VICTORIA AZARENKA: I went quite a few places actually. I've been to Monaco. I've been to Barbados. I played an exhibition there. I've been to Dubai. I played another exhibition in Thailand.
• Go ahead and feel free to disagree with Patrick McEnroe here. But he is entitled to an opinion despite never reaching No. 1. This notion -- and athletes are the worst culprits -- that you've forfeited your right to an opinion because "you don't know what it's like" is a fallacy.
You can like or dislike a meal without being a Michelin-starred chef. You're allowed to dislike a movie even if you have no imdb credits to your name. Pat McEnroe can condemn Wozniacki even if his playing career paled in comparison to hers.
• You willing to fly down here?
• Consider it called. I'll take Serbia.
• Fair point.
• Well, said, Ms. King, er, not Ms. King. As you walk the ground and see that the average WTA player has the requisite size to play in the WNBA, you come away with added respect for the undersized cohort that has to neutralize power and go into most matches knowing they will be the "dictatee" as it were.
Today's random encounter:
Five random observations from Sunday:
• Rafael Nadal effusively praised both Bernard Tomic and Milos Raonic, deeming them both future stars. One wonders: where would those two be if Nadal's two-year ranking was adopted?
• The player with the biggest entourage? My shekels are on Lleyton Hewitt. I've been to St. Patrick's Day parades with smaller crowds.
• Had a chance to sit down with Aggie Radwanska who was, in a word, delightful. For the first time in 17 years she is without her father as coach. She is in the quarters. Coincidence?
• Martina Navratilova playing on Margaret Court Arena was intriguing. But the television networks have clearly taken a don't-go-there attitude.

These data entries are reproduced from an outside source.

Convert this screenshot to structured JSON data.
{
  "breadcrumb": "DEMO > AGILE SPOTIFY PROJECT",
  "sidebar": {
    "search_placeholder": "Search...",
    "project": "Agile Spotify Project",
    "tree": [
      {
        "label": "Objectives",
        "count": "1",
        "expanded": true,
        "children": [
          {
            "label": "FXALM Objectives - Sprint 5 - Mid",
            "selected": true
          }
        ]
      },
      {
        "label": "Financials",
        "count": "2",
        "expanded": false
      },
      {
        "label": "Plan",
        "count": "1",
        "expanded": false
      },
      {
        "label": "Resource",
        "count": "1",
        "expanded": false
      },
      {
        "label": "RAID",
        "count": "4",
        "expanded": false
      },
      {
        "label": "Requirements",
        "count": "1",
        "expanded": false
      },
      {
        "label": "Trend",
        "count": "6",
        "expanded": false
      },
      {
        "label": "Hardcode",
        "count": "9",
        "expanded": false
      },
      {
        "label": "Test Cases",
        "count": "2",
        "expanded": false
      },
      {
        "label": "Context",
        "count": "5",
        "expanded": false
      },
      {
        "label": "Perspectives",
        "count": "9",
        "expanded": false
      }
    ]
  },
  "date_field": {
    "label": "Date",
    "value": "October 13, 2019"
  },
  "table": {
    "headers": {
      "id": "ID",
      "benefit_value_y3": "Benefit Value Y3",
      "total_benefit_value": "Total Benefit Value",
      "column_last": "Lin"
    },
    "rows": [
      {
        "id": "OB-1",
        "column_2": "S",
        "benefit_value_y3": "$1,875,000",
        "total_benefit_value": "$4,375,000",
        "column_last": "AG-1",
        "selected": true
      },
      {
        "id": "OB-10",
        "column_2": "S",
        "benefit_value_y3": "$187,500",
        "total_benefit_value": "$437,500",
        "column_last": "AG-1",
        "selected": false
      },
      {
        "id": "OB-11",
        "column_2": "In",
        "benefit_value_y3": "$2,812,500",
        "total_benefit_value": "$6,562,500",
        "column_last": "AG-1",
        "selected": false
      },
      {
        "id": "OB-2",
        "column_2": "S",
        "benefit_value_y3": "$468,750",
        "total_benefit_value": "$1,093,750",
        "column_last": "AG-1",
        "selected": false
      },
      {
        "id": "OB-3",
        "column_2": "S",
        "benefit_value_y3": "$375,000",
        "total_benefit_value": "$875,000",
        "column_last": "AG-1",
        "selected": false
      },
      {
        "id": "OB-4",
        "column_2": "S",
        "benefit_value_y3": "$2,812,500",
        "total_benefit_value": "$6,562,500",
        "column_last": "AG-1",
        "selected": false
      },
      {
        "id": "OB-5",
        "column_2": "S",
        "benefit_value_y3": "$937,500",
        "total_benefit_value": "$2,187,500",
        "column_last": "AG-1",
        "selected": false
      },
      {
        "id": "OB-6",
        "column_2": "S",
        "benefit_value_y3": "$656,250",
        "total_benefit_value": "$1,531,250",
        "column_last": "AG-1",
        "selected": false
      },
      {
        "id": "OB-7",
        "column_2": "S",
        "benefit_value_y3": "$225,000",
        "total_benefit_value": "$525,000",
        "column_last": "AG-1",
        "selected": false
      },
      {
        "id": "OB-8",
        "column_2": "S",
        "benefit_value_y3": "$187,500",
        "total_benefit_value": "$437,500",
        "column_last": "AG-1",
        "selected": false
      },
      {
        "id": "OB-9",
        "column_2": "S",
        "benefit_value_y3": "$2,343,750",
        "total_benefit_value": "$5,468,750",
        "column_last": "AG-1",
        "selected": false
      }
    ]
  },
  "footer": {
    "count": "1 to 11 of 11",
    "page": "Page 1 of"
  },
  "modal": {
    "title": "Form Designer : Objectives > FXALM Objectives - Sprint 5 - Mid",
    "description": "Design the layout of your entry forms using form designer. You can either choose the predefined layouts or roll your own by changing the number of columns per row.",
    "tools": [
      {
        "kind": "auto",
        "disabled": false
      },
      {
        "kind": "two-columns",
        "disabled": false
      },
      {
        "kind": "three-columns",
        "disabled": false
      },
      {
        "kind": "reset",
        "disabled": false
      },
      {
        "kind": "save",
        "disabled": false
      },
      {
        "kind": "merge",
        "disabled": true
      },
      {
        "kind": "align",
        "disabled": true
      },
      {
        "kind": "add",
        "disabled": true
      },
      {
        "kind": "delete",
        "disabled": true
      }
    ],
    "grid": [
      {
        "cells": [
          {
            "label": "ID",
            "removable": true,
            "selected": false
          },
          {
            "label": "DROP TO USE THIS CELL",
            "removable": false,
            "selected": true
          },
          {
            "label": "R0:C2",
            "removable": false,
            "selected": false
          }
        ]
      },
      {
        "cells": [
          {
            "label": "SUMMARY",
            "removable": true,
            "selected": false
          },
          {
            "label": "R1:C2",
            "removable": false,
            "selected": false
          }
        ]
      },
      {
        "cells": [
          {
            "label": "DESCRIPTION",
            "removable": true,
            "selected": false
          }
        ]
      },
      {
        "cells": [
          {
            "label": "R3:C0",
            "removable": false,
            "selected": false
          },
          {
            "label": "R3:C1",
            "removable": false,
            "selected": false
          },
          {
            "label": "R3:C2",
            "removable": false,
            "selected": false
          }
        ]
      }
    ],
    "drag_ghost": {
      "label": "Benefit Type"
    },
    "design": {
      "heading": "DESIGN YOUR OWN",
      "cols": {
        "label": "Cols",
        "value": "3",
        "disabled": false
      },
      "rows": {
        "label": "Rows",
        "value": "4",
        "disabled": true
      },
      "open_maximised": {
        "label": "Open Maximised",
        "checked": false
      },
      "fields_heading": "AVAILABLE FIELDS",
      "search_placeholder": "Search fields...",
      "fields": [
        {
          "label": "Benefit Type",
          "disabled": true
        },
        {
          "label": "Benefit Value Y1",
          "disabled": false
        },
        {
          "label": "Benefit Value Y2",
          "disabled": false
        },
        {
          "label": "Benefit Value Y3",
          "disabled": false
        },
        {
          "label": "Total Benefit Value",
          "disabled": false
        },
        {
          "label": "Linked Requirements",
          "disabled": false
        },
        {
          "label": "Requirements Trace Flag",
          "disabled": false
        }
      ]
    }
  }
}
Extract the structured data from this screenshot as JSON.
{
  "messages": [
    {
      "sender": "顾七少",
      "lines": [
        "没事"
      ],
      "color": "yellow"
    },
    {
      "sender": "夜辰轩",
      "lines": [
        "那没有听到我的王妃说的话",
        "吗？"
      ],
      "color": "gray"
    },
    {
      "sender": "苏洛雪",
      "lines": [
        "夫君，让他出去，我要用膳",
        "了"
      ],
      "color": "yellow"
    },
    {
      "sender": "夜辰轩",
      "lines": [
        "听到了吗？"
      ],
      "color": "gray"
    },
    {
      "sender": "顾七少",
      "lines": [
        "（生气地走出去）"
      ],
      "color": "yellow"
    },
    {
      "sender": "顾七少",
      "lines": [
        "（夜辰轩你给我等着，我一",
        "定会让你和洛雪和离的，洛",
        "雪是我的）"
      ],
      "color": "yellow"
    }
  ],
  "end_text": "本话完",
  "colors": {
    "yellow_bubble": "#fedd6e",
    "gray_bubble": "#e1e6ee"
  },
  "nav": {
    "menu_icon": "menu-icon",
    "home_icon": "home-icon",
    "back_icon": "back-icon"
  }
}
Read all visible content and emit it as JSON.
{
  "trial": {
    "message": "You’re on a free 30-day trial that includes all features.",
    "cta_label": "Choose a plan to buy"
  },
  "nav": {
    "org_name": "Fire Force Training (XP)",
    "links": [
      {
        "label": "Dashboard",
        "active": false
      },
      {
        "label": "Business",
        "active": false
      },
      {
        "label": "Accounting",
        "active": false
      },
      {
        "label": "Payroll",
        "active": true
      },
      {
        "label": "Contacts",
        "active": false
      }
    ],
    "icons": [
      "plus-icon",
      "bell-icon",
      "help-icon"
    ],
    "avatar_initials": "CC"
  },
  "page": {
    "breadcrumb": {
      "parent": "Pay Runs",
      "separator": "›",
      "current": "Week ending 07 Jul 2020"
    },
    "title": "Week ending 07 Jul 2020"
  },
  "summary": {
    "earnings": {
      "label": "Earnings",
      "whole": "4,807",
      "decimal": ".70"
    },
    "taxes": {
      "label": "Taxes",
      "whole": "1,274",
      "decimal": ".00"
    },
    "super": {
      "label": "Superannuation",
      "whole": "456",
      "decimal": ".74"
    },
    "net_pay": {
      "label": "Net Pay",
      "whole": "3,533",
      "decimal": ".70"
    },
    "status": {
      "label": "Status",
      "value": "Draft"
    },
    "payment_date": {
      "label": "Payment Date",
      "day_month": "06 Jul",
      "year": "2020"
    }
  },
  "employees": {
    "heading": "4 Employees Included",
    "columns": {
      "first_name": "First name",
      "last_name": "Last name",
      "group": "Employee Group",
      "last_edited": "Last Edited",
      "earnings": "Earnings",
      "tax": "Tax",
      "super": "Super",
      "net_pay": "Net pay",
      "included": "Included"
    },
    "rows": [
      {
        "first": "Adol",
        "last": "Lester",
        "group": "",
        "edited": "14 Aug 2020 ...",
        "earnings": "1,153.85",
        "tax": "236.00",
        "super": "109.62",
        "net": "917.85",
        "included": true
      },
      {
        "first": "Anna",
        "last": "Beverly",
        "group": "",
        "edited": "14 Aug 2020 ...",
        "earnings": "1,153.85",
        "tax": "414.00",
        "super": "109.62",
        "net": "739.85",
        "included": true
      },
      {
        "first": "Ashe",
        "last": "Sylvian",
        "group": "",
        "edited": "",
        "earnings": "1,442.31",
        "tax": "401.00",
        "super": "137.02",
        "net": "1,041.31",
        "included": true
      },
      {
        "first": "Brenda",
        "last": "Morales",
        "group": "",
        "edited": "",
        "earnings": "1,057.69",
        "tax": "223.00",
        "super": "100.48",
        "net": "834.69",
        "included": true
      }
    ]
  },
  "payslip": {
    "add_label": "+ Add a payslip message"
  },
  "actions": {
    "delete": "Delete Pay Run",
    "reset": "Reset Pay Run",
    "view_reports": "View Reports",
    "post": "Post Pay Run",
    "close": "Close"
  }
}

As for the tennis, Martina Navratilova outperformed Martina Hingis.
• Favorite mixed doubles team: Kei Nishikori (b. 1989) and Kimiko Datr Krumm (b. 1970)
• GS of Calif.: Best comment yet from the AO -- Australian commentator for the Nadal-Lopez match, as Nadal tugs his shorts: "He should talk to Australia's Pat Rafter about comfy underwear." :-) How can you not love the Aussies!
• Press release: Tennis Channel will celebrate the remarkable career of Australia's greatest player -- Rod "The Rockhampton Rocket" Laver -- with
• Quinn Sutherland has Lookalikes: